This is what I could do:
- Find Business Class award availability for cabins that I’d like to review for this blog (United Polaris, Delta One A350, Virgin Atlantic A350, SWISS 777, etc…) and, once the award is booked, request a refund of my oneworld booking.
- Find a great cash fare with one or more airlines that I’d like to review for this blog and, once that fare is ticketed, request a refund of my oneworld booking.
- Ask BA to rebook me on whatever alternative flights are open to me and keep my booking within the oneworld alliance.
Right now, these options are set out in my order of preference (option one being my favorite as it would save me a lot of money and allow me to review some great Business Class cabins) and this wouldn’t have been the case had it not been for BA’s announcement last week.
My Plans For 2021
Before British Airways announced the status extensions and the reduced elite status targets, I was getting concerned that I could be facing a potentially serious Tier Point shortfall in 2021. I knew that I’d probably be booking a fantastic value trip which would earn me a lot of Tier Points for early next year but, other than that, I had nothing booked with oneworld airlines.
- The two Business Class trips that I take religiously every year (in December and in February) and which would normally have been booked using oneworld airlines, are currently booked with SkyTeam airlines.
- It’s unlikely that I’m going to have much time to take Tier Point earning flights between the end of March and the beginning of June as I have award bookings in place for the trips I hope to take and I have other commitments that will keep me from flying.
- In July and August, I have family commitments that will prevent me from taking any long-haul trips.
All of this means that I could have easily found myself in a position where I was left with 3 months in which to earn over 40% of the Tier Points needed to retain BA Gold status and that wasn’t a situation I wanted to face.
Because of this, I’ve been looking around for a good Qatar Airways Business Class fare to book for January or early March 2021, and I’ve been working on the assumption that I would probably have to book another oneworld Business Class trip next October to seal top-tier status for another year.
Last week’s British Airways announcement changed all of that.
Thanks to the reduced status earnings targets, the great value trip which I had planned to book for early 2021 (I’ve now booked it) will be earning me 78% of the Tier Points I need for BA Gold status, so there’s no urgent need for me go hunting for good value oneworld Business Class fares for next year. In fact, assuming that a couple of short-haul Economy Class trips that I have planned come to fruition, it’s very likely that I won’t need more than a short-haul Business Class trip to guarantee me yet another year of top-tier oneworld status.
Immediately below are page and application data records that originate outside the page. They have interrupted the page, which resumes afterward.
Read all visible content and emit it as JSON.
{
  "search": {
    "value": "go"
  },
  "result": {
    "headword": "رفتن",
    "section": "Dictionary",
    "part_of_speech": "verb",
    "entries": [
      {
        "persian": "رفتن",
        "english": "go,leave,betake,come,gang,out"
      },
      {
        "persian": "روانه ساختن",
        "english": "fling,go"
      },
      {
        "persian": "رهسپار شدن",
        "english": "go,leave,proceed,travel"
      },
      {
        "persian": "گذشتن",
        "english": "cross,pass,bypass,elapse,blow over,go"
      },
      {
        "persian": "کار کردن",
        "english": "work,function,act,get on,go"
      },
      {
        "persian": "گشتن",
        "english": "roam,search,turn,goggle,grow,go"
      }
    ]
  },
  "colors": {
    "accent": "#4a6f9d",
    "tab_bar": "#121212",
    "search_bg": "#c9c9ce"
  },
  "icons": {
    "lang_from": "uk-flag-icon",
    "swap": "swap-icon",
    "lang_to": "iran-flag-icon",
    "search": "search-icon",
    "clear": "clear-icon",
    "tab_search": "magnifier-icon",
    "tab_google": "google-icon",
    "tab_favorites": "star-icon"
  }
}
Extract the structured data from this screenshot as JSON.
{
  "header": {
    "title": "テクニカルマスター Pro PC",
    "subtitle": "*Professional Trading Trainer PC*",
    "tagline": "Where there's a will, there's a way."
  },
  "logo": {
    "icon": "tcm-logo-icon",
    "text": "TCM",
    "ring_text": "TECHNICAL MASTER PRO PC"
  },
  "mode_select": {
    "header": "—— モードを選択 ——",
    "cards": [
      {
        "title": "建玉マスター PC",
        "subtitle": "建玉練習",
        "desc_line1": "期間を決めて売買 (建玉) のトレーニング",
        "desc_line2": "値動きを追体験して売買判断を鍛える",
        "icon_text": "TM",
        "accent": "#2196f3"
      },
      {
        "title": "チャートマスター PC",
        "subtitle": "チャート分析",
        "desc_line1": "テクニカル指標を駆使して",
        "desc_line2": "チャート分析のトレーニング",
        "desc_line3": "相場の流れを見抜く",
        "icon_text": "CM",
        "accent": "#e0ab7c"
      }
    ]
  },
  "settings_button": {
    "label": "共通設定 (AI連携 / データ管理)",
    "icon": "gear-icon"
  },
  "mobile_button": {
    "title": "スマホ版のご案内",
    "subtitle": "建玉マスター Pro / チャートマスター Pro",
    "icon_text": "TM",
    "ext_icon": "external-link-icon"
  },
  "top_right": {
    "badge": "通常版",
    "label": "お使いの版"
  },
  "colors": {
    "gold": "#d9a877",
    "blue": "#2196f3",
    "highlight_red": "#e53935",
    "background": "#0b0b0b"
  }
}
That’s very nice to know, and it means that I may even end up having the leeway to book any fantastic non-oneworld Business Class fares that may appear next year and that will allow me to review a few more cabins that are currently missing from the TFM archives.
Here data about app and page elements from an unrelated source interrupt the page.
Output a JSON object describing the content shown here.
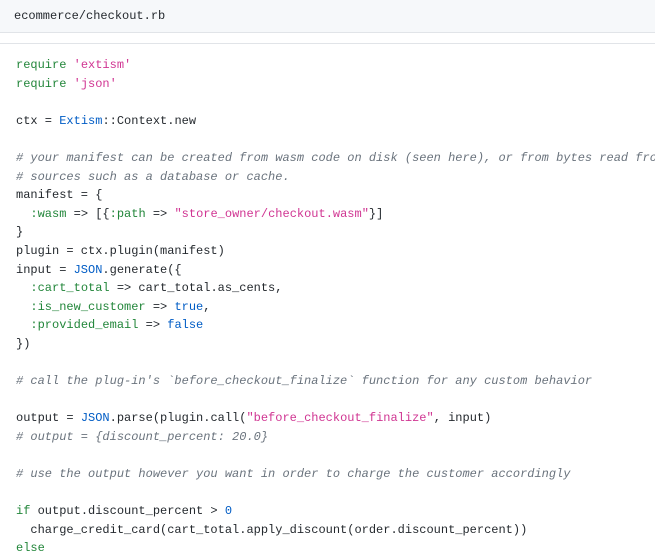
{
  "file": {
    "path": "ecommerce/checkout.rb"
  },
  "code": {
    "l1_require": "require",
    "l1_extism": "'extism'",
    "l2_require": "require",
    "l2_json": "'json'",
    "l4": "ctx = Extism::Context.new",
    "l4_const": "Extism",
    "l4_pre": "ctx = ",
    "l4_post": "::Context.new",
    "c1": "# your manifest can be created from wasm code on disk (seen here), or from bytes read from other",
    "c2": "# sources such as a database or cache.",
    "l7": "manifest = {",
    "l8_sym": ":wasm",
    "l8_mid": " => [{",
    "l8_sym2": ":path",
    "l8_mid2": " => ",
    "l8_str": "\"store_owner/checkout.wasm\"",
    "l8_end": "}]",
    "l9": "}",
    "l10": "plugin = ctx.plugin(manifest)",
    "l11_pre": "input = ",
    "l11_const": "JSON",
    "l11_post": ".generate({",
    "l12_sym": ":cart_total",
    "l12_rest": " => cart_total.as_cents,",
    "l13_sym": ":is_new_customer",
    "l13_mid": " => ",
    "l13_bool": "true",
    "l13_end": ",",
    "l14_sym": ":provided_email",
    "l14_mid": " => ",
    "l14_bool": "false",
    "l15": "})",
    "c3": "# call the plug-in's `before_checkout_finalize` function for any custom behavior",
    "l18_pre": "output = ",
    "l18_const": "JSON",
    "l18_mid": ".parse(plugin.call(",
    "l18_str": "\"before_checkout_finalize\"",
    "l18_end": ", input)",
    "c4": "# output = {discount_percent: 20.0}",
    "c5": "# use the output however you want in order to charge the customer accordingly",
    "l22_if": "if",
    "l22_mid": " output.discount_percent > ",
    "l22_num": "0",
    "l23": "  charge_credit_card(cart_total.apply_discount(order.discount_percent))",
    "l24_else": "else"
  }
}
When I wrote the post about why airlines shouldn’t be worrying about extending airline status I genuinely didn’t think that a status extension would change my plans and I never thought that British Airways (an airline that isn’t known for generous gestures towards its frequent flyers) would reduce its elite status qualification criteria. Apparently, I was very wrong.
My plans are definitely changing as a result of BA’s announcements and I’m excited at the prospect of being able to review a number of premium cabins that have yet to make an appearance on this blog…and it’s all down to BA’s generosity. If British Airways wasn’t so great at nickel-and-diming customers I’d probably feel a little guilty but, as it is, I just feel pretty good about my options for 2021 🙂
Are your plans going to change as a result of any of the status extensions you’ve received?